→ **YOUR TASK**: Line by line, copy the material below exactly as given.

════

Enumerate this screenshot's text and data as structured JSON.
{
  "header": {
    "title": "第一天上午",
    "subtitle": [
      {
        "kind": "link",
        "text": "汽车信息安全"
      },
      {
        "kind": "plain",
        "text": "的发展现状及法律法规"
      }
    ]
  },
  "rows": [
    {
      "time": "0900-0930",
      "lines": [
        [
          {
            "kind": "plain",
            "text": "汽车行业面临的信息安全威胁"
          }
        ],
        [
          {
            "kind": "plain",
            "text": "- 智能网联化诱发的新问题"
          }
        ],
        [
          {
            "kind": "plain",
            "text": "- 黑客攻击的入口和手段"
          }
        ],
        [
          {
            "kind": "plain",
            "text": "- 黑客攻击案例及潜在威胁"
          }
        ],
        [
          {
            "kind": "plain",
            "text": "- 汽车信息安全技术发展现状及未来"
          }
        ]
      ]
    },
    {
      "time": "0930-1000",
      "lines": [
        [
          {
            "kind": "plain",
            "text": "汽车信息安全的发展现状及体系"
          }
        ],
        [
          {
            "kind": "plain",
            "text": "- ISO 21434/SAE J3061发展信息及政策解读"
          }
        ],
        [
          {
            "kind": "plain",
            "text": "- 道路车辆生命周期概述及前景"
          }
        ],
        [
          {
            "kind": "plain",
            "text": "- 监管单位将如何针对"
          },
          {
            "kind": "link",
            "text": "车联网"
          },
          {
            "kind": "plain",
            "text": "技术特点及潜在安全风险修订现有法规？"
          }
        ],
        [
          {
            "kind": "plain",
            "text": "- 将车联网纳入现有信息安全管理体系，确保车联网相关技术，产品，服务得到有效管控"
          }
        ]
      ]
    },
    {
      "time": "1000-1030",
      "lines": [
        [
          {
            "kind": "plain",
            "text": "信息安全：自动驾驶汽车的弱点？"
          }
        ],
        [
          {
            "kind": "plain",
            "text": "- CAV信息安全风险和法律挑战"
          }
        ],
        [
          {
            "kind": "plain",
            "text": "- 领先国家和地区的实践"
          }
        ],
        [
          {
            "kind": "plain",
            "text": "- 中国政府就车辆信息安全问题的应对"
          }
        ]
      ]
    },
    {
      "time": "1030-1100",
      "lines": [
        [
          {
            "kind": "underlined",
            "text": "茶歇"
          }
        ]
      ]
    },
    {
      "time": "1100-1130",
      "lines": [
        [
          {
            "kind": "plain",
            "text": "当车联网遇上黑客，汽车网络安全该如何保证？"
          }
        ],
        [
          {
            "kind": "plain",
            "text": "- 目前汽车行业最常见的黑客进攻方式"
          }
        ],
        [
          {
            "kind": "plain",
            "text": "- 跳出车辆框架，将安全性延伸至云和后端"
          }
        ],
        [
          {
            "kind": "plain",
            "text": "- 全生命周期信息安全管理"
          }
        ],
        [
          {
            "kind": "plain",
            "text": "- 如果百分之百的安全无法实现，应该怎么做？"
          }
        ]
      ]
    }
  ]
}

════

→ **SOLVED PROBLEM**:
Enumerate this screenshot's text and data as structured JSON.
{
  "header": {
    "title": "第一天上午",
    "subtitle": [
      {
        "kind": "link",
        "text": "汽车信息安全"
      },
      {
        "kind": "plain",
        "text": "的发展现状及法律法规"
      }
    ]
  },
  "rows": [
    {
      "time": "0900-0930",
      "lines": [
        [
          {
            "kind": "plain",
            "text": "汽车行业面临的信息安全威胁"
          }
        ],
        [
          {
            "kind": "plain",
            "text": "- 智能网联化诱发的新问题"
          }
        ],
        [
          {
            "kind": "plain",
            "text": "- 黑客攻击的入口和手段"
          }
        ],
        [
          {
            "kind": "plain",
            "text": "- 黑客攻击案例及潜在威胁"
          }
        ],
        [
          {
            "kind": "plain",
            "text": "- 汽车信息安全技术发展现状及未来"
          }
        ]
      ]
    },
    {
      "time": "0930-1000",
      "lines": [
        [
          {
            "kind": "plain",
            "text": "汽车信息安全的发展现状及体系"
          }
        ],
        [
          {
            "kind": "plain",
            "text": "- ISO 21434/SAE J3061发展信息及政策解读"
          }
        ],
        [
          {
            "kind": "plain",
            "text": "- 道路车辆生命周期概述及前景"
          }
        ],
        [
          {
            "kind": "plain",
            "text": "- 监管单位将如何针对"
          },
          {
            "kind": "link",
            "text": "车联网"
          },
          {
            "kind": "plain",
            "text": "技术特点及潜在安全风险修订现有法规？"
          }
        ],
        [
          {
            "kind": "plain",
            "text": "- 将车联网纳入现有信息安全管理体系，确保车联网相关技术，产品，服务得到有效管控"
          }
        ]
      ]
    },
    {
      "time": "1000-1030",
      "lines": [
        [
          {
            "kind": "plain",
            "text": "信息安全：自动驾驶汽车的弱点？"
          }
        ],
        [
          {
            "kind": "plain",
            "text": "- CAV信息安全风险和法律挑战"
          }
        ],
        [
          {
            "kind": "plain",
            "text": "- 领先国家和地区的实践"
          }
        ],
        [
          {
            "kind": "plain",
            "text": "- 中国政府就车辆信息安全问题的应对"
          }
        ]
      ]
    },
    {
      "time": "1030-1100",
      "lines": [
        [
          {
            "kind": "underlined",
            "text": "茶歇"
          }
        ]
      ]
    },
    {
      "time": "1100-1130",
      "lines": [
        [
          {
            "kind": "plain",
            "text": "当车联网遇上黑客，汽车网络安全该如何保证？"
          }
        ],
        [
          {
            "kind": "plain",
            "text": "- 目前汽车行业最常见的黑客进攻方式"
          }
        ],
        [
          {
            "kind": "plain",
            "text": "- 跳出车辆框架，将安全性延伸至云和后端"
          }
        ],
        [
          {
            "kind": "plain",
            "text": "- 全生命周期信息安全管理"
          }
        ],
        [
          {
            "kind": "plain",
            "text": "- 如果百分之百的安全无法实现，应该怎么做？"
          }
        ]
      ]
    }
  ]
}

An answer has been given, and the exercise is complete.